START Stored data
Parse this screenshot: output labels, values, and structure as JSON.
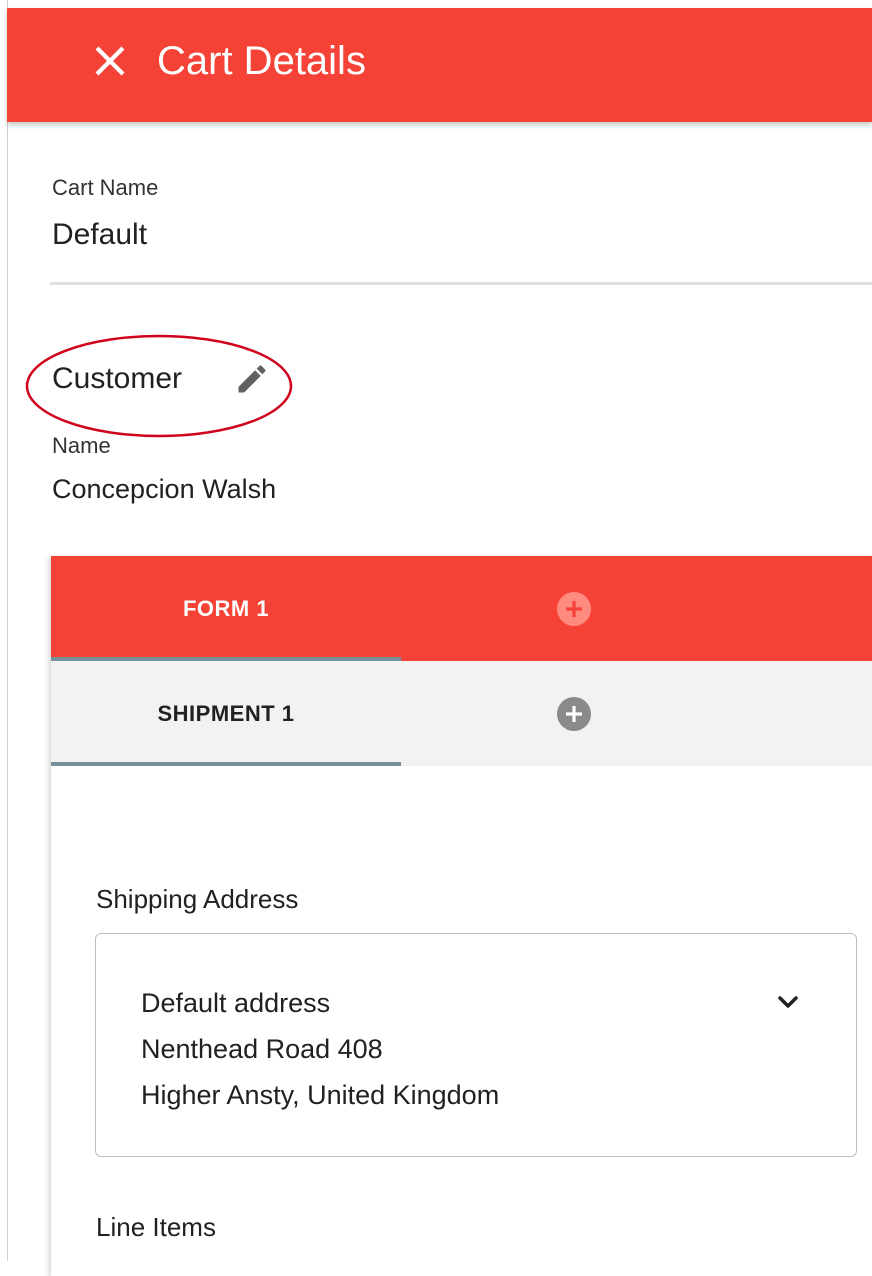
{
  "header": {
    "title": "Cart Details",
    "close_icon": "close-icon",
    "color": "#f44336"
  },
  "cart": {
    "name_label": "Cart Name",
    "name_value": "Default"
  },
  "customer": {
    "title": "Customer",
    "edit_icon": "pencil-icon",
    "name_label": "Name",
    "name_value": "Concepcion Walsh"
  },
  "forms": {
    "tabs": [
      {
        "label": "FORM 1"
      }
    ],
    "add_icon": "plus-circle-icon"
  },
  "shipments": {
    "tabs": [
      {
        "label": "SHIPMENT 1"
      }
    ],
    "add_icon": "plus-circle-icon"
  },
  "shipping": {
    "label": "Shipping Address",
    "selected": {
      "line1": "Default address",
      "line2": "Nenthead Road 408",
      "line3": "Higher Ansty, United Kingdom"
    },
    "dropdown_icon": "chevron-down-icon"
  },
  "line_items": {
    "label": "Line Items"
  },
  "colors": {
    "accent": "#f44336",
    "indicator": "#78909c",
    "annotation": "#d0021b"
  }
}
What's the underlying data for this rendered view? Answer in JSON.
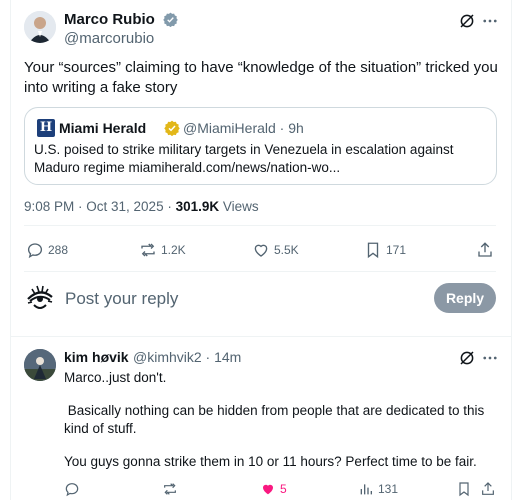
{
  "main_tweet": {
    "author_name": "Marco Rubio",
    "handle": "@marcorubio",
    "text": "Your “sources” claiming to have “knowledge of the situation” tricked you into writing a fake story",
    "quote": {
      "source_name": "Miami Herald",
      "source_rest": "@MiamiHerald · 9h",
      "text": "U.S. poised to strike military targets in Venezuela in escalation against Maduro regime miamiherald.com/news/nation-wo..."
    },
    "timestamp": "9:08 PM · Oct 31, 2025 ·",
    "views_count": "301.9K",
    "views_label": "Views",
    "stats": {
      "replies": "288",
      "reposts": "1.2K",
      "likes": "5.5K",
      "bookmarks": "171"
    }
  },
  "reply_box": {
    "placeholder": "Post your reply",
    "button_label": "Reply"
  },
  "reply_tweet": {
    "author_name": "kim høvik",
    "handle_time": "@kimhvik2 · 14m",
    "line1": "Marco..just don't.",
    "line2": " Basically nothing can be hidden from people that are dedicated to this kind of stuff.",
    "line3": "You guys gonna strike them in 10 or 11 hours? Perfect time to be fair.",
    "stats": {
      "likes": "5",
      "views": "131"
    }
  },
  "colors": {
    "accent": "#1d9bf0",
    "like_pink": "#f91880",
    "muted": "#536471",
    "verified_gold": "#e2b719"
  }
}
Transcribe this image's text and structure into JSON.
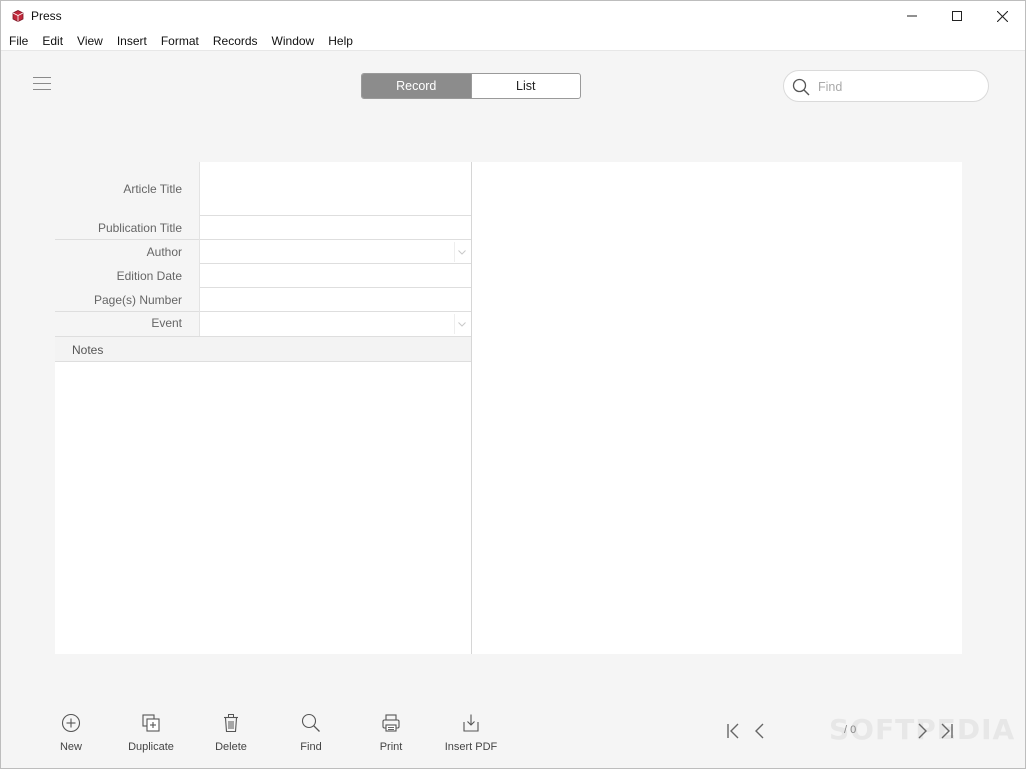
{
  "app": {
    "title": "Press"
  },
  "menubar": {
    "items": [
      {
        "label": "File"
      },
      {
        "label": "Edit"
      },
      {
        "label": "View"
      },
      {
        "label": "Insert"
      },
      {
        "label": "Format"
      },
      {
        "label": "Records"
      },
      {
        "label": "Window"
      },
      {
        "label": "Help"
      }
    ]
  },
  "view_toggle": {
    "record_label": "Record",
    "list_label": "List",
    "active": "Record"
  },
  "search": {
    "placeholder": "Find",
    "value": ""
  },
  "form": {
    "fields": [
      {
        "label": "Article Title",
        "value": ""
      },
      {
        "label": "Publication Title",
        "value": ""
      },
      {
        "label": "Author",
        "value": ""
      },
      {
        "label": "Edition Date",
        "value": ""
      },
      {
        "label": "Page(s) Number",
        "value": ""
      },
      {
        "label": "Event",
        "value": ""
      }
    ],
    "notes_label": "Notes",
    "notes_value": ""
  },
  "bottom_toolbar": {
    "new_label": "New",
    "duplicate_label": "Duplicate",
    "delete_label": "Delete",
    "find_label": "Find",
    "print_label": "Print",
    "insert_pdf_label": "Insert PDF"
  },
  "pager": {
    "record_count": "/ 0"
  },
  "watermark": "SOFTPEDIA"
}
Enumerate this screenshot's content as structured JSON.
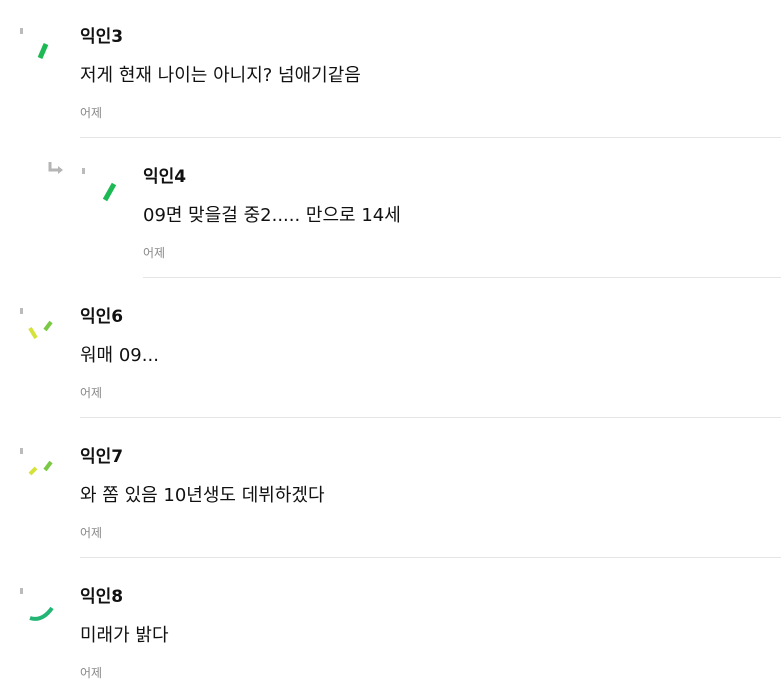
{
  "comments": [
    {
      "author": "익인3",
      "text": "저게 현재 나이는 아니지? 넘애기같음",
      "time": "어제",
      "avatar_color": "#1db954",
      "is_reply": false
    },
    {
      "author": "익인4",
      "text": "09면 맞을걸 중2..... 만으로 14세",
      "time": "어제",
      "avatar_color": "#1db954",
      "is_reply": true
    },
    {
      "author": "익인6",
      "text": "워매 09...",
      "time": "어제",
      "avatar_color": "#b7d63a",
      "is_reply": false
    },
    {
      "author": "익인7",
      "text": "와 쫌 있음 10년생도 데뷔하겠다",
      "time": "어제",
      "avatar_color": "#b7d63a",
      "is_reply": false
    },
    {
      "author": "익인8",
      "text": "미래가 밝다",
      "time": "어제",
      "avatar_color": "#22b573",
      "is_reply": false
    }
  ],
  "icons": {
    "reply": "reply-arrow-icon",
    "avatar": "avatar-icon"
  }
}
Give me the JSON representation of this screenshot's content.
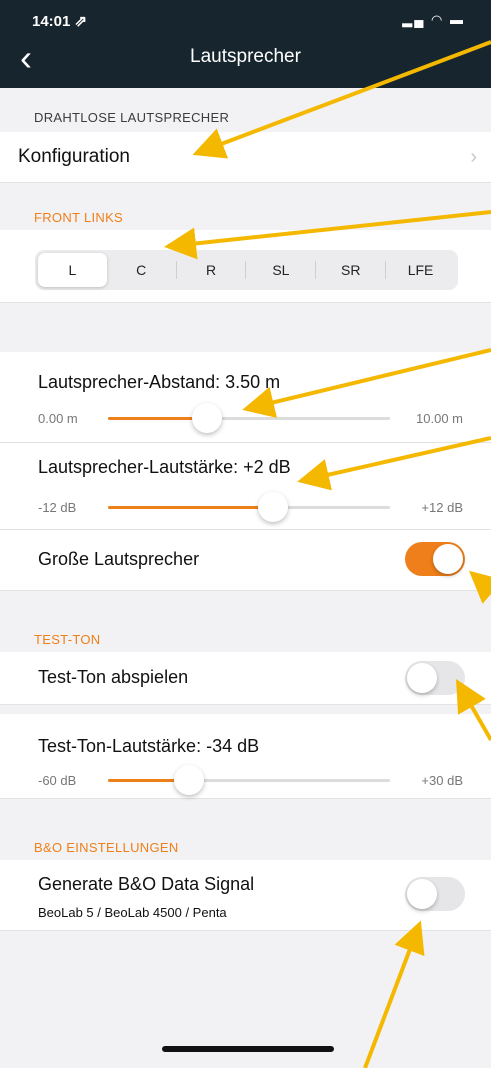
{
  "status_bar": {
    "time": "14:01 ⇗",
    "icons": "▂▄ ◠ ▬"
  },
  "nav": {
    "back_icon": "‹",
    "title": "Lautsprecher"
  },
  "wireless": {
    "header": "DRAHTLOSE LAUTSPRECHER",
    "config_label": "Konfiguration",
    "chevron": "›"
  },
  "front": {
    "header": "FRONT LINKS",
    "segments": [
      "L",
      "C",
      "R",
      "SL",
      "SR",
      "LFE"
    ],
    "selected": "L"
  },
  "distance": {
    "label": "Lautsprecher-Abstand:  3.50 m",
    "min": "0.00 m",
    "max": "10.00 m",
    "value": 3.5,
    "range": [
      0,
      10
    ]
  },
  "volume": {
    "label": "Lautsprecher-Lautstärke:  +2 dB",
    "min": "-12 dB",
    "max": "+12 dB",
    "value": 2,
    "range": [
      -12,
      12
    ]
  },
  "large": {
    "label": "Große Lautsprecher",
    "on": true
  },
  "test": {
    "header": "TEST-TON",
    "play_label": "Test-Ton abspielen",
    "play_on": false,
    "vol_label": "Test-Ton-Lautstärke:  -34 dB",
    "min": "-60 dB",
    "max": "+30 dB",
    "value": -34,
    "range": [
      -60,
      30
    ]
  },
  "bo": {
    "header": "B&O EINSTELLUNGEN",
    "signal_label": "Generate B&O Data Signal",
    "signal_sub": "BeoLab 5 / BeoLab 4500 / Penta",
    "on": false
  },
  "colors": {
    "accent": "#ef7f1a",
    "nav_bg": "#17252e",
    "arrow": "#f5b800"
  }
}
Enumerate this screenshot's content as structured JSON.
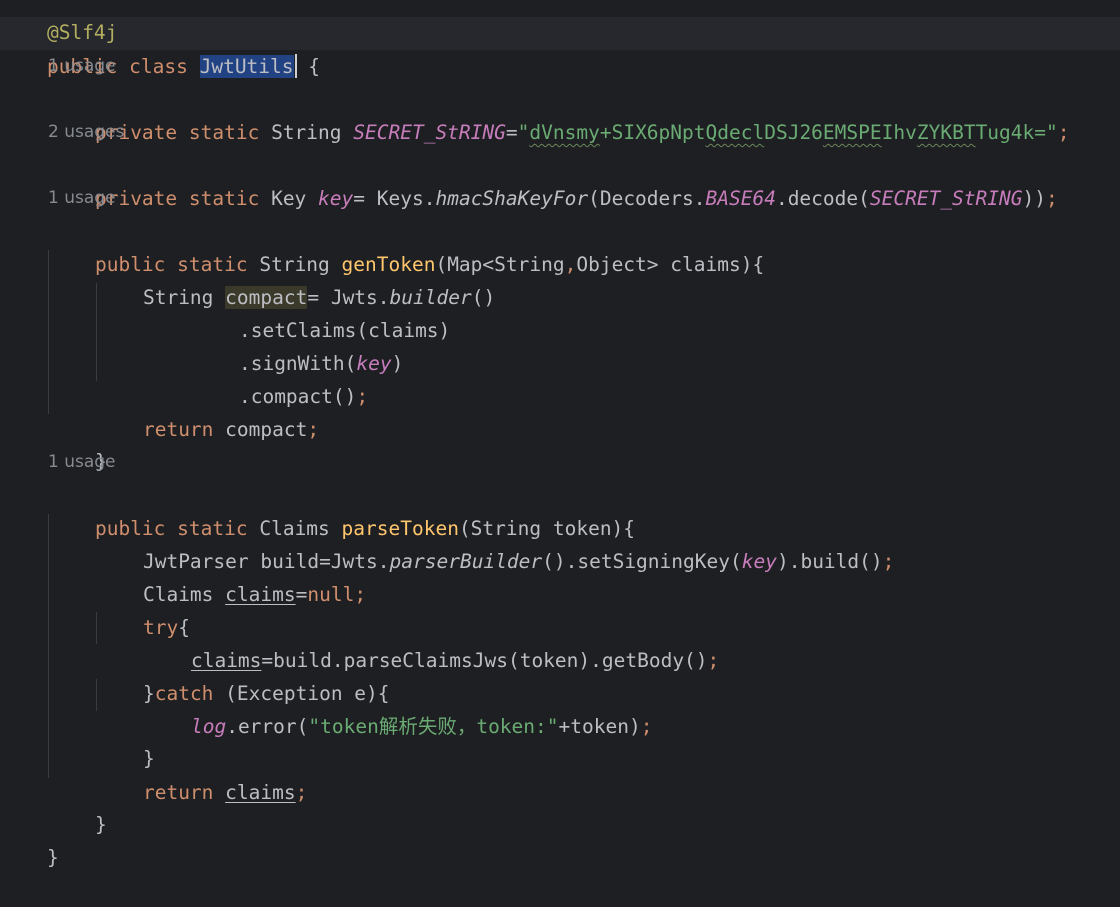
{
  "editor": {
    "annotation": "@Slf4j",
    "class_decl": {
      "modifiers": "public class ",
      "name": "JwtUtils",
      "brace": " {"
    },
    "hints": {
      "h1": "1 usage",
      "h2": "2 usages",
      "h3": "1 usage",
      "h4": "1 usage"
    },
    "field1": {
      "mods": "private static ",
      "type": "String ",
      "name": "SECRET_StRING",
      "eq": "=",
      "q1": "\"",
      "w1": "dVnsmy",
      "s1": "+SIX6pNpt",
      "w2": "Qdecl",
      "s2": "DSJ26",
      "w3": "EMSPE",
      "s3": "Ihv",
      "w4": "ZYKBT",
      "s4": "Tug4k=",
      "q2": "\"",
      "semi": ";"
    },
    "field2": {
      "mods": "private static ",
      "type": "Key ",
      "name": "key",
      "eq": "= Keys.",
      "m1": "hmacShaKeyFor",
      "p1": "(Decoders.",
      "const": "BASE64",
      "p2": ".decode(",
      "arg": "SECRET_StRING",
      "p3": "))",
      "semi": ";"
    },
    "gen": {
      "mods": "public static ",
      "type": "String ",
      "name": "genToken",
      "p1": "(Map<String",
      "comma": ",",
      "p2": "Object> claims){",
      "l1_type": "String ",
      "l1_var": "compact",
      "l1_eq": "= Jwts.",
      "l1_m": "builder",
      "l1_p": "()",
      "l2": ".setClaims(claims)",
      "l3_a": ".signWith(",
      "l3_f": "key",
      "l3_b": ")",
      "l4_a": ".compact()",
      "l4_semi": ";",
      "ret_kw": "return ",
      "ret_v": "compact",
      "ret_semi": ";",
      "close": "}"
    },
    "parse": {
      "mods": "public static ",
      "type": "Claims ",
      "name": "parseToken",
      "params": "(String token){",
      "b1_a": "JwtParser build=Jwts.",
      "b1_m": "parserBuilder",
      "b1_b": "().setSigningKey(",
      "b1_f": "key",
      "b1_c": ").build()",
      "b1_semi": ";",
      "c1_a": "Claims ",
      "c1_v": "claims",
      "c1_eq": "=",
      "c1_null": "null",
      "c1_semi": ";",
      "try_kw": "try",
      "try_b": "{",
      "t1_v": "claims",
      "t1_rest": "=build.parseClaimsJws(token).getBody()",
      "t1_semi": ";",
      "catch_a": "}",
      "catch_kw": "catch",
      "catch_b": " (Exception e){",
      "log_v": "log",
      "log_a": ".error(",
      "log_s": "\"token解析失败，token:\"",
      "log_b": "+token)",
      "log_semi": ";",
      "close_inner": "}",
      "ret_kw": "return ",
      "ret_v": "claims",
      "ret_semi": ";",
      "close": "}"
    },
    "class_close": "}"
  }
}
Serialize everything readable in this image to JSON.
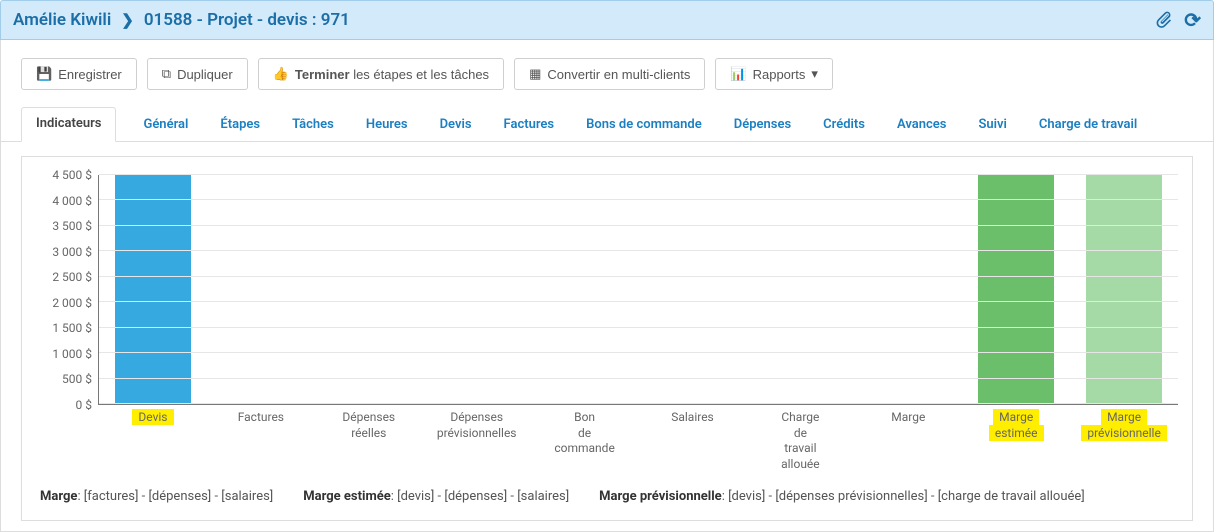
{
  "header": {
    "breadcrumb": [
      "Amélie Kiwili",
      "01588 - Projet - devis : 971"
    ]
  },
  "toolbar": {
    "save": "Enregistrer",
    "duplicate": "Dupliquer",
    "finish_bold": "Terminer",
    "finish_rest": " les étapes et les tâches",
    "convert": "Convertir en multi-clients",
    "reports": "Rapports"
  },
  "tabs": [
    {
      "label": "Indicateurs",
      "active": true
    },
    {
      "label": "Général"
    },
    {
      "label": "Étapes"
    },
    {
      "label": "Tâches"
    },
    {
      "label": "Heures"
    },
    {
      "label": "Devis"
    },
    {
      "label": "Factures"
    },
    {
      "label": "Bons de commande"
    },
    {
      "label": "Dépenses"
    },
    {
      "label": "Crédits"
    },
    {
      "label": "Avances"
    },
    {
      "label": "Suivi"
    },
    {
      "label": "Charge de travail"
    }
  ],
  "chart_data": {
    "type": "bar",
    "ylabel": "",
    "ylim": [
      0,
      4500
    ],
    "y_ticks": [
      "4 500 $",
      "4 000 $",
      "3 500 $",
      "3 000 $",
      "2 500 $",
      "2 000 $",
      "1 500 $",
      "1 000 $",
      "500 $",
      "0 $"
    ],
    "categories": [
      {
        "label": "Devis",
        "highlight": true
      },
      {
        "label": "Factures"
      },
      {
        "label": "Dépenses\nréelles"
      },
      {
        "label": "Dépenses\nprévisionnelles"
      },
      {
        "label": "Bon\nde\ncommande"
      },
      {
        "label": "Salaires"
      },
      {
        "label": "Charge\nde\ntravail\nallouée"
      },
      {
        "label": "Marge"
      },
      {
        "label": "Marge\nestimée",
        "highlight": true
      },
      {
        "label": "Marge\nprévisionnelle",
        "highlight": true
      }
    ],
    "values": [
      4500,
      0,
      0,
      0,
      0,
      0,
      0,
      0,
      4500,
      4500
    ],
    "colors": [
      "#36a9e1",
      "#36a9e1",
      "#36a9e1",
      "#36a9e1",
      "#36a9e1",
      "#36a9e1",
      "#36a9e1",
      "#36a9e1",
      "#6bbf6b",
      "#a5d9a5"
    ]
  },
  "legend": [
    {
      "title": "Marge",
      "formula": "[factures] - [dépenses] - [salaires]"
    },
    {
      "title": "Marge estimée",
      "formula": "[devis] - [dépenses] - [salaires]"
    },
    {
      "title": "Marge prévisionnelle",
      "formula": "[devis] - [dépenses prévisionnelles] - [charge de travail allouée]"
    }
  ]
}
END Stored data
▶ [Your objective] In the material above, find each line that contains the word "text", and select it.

▶ [Reply to the task]
    "text": "Your “sources” claiming to have “knowledge of the situation” tricked you into writing a fake story",
      "text": "U.S. poised to strike military targets in Venezuela in escalation against Maduro regime miamiherald.com/news/nation-wo..."
Transcribe this image's text and structure into JSON.
      "text": "저게 현재 나이는 아니지? 넘애기같음",
      "text": "09면 맞을걸 중2..... 만으로 14세",
      "text": "워매 09...",
      "text": "와 쫌 있음 10년생도 데뷔하겠다",
      "text": "미래가 밝다",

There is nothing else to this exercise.